The writing is on the wall for the future of journalism, with new research scoring the words more deeply into the plasterwork: 52% of bloggers surveyed by PRNewswire refer to themselves as journalists. The Web and e-publishing is only going to make this more relevant.
I’ve written about this topic previously, and we discuss matters like it a lot here at FastCompany.com, so it’s fascinating to see so many hard figures in this survey underlining the points we make. PRNewswire surveyed over 1,500 “traditional and non-traditional” media folk along with over 1,600 PR professionals for the 2010 PRWeek/PRNewswire Media Survey.
Among the various pieces of data revealed, the fact that 52% of “new media” bloggers refer to themselves as journalists is the biggest take-away. Though there’ll be a dab of semantic “drift” here, relating to a shifting definition of exactly what journalism is, the truth is that this also represents a shift in how “traditional bloggers” see their own work’s importance (if you consider “blogs” to be of lesser import than traditional journalistic publishing.) It’s almost double the percentage that the same survey in 2009 turned up, implying that the rate of change in this situation is phenomenal.
Bloggers are even pushing their own medium: 91% of bloggers reported “always” or “sometimes” using blogs for story research, merely 35% of newspaper and 38% of print magazine journos say the same.
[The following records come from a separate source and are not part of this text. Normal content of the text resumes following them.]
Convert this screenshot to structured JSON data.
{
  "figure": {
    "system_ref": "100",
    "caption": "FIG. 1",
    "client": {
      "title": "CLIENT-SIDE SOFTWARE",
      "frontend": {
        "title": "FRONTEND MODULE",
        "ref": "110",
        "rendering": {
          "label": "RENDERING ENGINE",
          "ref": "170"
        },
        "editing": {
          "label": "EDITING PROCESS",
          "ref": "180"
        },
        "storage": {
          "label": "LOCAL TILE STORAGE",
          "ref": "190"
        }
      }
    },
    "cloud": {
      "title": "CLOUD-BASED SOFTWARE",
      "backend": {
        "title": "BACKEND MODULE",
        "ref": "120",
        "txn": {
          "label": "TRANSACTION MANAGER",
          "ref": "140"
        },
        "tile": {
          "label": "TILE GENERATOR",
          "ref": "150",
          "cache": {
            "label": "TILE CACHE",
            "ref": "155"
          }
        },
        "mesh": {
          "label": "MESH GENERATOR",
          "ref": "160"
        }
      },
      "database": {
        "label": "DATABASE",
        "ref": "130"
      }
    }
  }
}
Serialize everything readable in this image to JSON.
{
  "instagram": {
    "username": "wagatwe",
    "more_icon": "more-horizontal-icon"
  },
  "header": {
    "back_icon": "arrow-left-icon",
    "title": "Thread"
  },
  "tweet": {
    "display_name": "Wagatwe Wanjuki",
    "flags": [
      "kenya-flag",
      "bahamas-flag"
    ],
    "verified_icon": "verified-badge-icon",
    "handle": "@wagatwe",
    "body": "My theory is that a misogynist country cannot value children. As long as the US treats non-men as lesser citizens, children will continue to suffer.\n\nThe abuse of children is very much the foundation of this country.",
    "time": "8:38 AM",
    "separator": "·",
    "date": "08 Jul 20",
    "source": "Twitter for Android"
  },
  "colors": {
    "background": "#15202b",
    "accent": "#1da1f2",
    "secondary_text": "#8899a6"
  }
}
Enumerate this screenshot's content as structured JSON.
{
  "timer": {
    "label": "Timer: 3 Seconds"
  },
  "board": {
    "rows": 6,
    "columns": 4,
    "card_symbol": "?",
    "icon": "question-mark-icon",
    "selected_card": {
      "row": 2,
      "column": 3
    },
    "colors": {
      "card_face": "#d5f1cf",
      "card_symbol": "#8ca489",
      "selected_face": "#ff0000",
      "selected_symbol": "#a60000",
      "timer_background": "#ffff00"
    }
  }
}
While you may think the new cross-over breed of online reporters would be blog-friendly too, it’s not quite the case: only 68% of these guys said they use blogs.
This, dear reader, is why you may read about a hot piece of new technology, or even a breaking piece of novel political or business-related news here on FastCompany.com and then stumble upon it days, weeks or even months later in the “main stream” news media, also labelled as “hot” and “new.” The pace of the publishing on the Internet drives this kind of timescale, and the “traditional media” haven’t yet learned they need to catch up. We’re not talking about journalistic best-practice here, or delving into the fact that journos on traditional publications tend to not have to worry about arting-up their pieces in real time, adding SEO-friendly tags and hyperlinks, or promoting them on an individual piece-by-piece basis using tools like Twitter. We’re merely pointing out the fact that the glacial pace of traditional media reporting is exposed by these statistics.
And there’s one final thing to think about, in this oh-so-Appley week. The iPad is likely to change all of news publishing (and, of course, so will its entourage of similar tablet devices.) That’s because whether you like it or not, the iPad is likely to change how the average consumer views the mobile Internet, and how they buy e-published newspapers and magazines. The difference between viewing, say, a newspaper’s dedicated iPad app and its Web page will be a subtle one, and will puzzle users. If the Web page is updated more frequently than the iPad-specific app, which one is more “valuable” news source? And for a user to click between, say, FastCompany.com, which some may consider a “blog” and an iPad app for a traditional news source, is really easy. Expect the 2011 PRNewswire survey to have even more skewed percentages to illustrate the rise of “blogging.” By which time we’ll be calling it journalism, as the distinction becomes irrelevant.